[PROBLEM REQUIREMENTS]:
Scan the entries below for the word "this", then copy each line that holds it.

[RECORD EXCERPTS]:
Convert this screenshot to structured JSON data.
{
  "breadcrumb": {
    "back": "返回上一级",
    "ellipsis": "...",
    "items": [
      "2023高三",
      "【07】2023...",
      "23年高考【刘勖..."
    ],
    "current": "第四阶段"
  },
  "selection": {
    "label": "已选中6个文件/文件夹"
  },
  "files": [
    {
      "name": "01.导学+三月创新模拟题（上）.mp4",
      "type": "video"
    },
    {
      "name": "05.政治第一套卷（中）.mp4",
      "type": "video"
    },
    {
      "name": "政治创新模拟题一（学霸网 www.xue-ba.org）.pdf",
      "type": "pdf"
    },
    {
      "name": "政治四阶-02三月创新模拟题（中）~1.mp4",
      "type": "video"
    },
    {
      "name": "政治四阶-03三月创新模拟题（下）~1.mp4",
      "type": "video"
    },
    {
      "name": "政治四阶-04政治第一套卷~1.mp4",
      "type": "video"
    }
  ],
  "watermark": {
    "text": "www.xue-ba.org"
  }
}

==

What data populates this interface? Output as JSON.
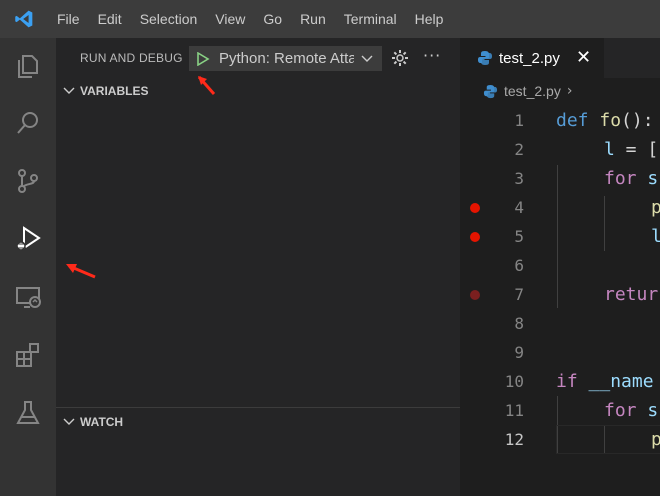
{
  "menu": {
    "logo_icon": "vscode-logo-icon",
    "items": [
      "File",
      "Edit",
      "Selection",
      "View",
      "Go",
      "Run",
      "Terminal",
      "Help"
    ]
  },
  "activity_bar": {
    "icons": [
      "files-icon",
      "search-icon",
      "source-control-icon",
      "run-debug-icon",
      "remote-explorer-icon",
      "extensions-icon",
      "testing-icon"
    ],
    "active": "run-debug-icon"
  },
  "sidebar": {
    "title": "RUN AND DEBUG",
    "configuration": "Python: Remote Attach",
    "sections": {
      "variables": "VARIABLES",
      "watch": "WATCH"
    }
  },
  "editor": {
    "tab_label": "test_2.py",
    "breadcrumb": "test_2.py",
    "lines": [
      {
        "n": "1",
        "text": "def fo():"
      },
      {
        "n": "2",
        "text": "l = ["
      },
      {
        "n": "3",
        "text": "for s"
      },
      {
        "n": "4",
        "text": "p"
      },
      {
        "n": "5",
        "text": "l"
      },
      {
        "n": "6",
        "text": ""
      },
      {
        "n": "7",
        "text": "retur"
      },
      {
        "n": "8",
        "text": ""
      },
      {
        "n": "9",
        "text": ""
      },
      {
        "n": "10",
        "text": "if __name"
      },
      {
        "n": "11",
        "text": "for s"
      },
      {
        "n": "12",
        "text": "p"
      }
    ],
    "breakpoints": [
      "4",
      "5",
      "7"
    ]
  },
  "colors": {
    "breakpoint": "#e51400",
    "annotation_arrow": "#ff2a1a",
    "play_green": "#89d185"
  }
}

[FINISHED TASK]:
Convert this screenshot to structured JSON data.
What data populates this interface? Output as JSON.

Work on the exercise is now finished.